Although Jeffrey Benjamin is listed as the wine director, I’m fairly certain that he’s gone off to oversee Vetri’s newest restaurant, Osteria, which Vetri co-owns with Benjamin and Jeff Michaud. (Osteria was nominated this year (2008) for Best New Restaurant). While Vetri has yet to name a new wine director on its website, I will nominate Steve Wildly, who served us both evenings. His wine pairings were excellent. Most of his couplings were weighty. Wildly’s approach goes for the throat: bold, gutsy and aggressive on their own, these were the type of wines that wrap themselves around the food its paired with.
Save gelato, which I was getting more than my fair share of at Capogiro, Italian desserts, for the most part, have always struck me as slightly less exciting versions of desserts from other cultures. That’s probably not a fair statement, given that I’m not exactly an Italian food scholar. But I’ve rarely encountered an Italian dessert for which there is not a cultural counterpart that I don’t like better (geez, if that’s *not* a grammatical nightmare).
Vetri excels at simplicity, and for the most part, the desserts that we saw were simple, and therefore, tended to be good. But none were thrilling.
Fresh Washington State Berries smothered with a velvety blanket of warm sabayon heady with alcohol, ladled table-sided, was particularly memorable. So was the Local Honey Ice Cream, which featured two scoops nested in a tall martini glass topped with grainy blueberry granita and a garnish of fresh mint and tart red currants.
But the rest of our desserts – “Strawberry Shortcake” (notable only for its black pepper gelato which didn’t taste very peppery), “Chocolate Polenta Budino“; (your standard-issue molten chocolate cake colored Italian with a gritty polenta crumb), and a “Local Peach Tart” – all very good but not particularly special. However, the silver dish of “Piccola Pasticceria” (small sweets – mignardises) were truly wonderful – an assortment of pâtés des fruits, cannelés, polenta cookies, and wonderfully decadent layered dark chocolate cakes that were the love child of tiramisu and opera cake.
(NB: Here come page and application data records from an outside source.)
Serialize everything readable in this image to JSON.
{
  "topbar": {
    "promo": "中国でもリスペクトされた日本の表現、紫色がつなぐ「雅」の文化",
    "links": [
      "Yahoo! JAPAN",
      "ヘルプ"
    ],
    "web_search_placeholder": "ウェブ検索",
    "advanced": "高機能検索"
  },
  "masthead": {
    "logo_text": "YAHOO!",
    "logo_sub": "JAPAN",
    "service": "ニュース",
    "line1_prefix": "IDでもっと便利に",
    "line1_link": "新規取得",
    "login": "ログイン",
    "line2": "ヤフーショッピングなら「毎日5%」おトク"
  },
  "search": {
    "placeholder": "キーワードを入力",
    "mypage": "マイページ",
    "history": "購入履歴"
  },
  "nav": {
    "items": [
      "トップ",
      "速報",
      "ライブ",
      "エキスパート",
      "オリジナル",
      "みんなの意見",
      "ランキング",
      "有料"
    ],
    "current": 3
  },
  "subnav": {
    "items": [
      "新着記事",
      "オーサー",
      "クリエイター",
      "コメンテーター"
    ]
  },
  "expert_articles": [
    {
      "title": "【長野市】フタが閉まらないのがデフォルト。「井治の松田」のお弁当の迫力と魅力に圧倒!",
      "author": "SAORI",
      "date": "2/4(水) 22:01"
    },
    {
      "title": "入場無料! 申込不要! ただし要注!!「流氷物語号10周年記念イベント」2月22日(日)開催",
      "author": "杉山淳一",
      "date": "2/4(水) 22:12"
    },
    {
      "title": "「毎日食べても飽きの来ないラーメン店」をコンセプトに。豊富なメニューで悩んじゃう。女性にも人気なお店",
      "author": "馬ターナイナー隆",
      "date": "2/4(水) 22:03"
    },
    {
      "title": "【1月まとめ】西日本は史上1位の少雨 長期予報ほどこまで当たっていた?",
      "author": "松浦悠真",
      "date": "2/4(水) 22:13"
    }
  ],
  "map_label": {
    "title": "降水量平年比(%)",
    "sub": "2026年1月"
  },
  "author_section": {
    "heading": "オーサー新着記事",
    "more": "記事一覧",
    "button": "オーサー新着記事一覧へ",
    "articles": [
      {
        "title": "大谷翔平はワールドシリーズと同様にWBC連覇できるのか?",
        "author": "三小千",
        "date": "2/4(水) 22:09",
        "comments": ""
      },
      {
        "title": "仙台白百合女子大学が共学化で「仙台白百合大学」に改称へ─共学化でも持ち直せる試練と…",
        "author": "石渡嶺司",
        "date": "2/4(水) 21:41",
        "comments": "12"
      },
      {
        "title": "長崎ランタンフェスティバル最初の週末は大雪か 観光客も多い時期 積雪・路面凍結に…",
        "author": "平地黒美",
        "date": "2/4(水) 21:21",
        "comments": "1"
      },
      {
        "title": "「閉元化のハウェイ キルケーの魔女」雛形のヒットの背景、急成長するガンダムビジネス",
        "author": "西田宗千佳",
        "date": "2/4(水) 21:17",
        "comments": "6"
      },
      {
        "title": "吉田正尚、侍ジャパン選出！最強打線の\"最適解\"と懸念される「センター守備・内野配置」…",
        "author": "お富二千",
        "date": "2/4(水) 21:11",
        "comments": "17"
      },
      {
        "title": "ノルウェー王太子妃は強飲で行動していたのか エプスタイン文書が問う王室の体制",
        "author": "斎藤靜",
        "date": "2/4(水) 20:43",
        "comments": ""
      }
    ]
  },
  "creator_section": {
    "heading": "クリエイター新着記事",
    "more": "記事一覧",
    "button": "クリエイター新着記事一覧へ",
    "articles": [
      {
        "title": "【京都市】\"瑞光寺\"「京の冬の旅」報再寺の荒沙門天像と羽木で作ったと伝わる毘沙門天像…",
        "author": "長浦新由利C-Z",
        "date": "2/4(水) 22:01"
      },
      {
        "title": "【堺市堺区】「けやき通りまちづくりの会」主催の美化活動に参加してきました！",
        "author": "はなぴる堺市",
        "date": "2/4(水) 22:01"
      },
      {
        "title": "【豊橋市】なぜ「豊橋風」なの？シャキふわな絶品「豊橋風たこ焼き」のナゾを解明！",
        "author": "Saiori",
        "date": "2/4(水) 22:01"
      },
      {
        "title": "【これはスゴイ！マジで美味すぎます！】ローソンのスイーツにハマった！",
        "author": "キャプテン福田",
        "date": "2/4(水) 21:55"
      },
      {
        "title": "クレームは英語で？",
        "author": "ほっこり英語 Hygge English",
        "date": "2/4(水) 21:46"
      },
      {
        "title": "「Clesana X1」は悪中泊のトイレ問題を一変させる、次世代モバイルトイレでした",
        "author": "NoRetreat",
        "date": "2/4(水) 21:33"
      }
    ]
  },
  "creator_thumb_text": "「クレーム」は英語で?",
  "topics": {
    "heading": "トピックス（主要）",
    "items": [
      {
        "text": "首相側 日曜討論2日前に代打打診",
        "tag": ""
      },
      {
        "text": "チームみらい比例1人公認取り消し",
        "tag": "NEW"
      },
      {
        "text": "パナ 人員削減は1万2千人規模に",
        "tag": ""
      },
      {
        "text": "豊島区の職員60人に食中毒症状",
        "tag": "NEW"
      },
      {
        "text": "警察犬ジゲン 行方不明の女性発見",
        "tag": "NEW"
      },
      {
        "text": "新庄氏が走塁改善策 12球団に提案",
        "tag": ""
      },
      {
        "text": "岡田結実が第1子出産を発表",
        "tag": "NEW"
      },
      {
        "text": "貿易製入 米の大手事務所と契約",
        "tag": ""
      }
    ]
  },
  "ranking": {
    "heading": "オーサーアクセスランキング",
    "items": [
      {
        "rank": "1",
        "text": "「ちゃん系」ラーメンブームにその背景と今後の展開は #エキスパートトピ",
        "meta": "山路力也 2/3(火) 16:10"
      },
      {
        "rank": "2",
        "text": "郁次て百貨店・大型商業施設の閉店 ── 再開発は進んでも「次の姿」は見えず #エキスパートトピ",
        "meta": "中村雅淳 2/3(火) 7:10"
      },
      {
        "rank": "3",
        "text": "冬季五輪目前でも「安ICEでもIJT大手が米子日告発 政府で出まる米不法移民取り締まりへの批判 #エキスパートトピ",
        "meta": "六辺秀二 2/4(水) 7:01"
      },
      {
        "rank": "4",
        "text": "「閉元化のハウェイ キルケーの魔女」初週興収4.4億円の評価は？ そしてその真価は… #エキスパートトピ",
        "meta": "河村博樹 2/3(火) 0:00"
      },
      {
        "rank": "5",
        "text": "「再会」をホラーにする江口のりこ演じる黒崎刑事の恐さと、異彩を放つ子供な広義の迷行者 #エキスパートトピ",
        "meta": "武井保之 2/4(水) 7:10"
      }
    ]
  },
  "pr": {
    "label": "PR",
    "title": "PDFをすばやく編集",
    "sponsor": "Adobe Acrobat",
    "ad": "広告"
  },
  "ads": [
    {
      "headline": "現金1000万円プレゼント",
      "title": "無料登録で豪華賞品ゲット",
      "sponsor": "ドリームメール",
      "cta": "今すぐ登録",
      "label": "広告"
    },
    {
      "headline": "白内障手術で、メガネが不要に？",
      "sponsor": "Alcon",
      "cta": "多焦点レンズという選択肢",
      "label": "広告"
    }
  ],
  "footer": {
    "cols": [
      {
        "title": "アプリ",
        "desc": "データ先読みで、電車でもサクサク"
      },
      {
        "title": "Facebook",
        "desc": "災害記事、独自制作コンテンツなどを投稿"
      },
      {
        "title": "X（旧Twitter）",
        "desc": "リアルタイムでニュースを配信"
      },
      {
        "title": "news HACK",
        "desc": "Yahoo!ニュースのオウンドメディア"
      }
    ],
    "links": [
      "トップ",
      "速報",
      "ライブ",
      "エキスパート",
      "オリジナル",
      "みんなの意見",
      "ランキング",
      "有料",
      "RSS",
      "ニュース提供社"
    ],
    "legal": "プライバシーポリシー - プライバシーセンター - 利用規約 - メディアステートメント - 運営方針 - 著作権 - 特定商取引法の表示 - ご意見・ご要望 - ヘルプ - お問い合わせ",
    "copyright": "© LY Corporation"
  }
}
Judging by our service, Vetri was deserving of its nomination this year (2008) for the James Beard Award for Outstanding Service Award. The staff was warm and gracious. They fit together so comfortably and were so coordinated, that Vetri felt like a family operation. We were never in want of anything.
Vetri is not the first top toque to inhabit 1312 Spruce. This narrow townhouse was the original situs of Georges Perrier’s fabled Le Bec Fin, which moved a few blocks over and up. The restaurant is textbook cozy – a little too much to be comfortably American. Two tops can be tight, although both of our four tops had plenty of elbow room and ear cushion. But the butter yellow walls, dark wooden floor boards, and simple austere slat-back chairs all could have walked straight out of an Italian home – a far cry from the restaurant’s frilly and pink predecessor.
Marc Vetri strikes me as the type of chef who keeps his head down and works. It shows and pays off. Vetri Ristorante was everything I hoped it would be. It’s self-assured. It’s stable. It’s imbued with personality. The experience creates a dialogue. It has a soul: the setting, place, and food. And the execution is spotless.
Like so many of the restaurants that I’m blessed to be able visit, Vetri is one that I’ll look forward to returning to.
1312 Spruce Street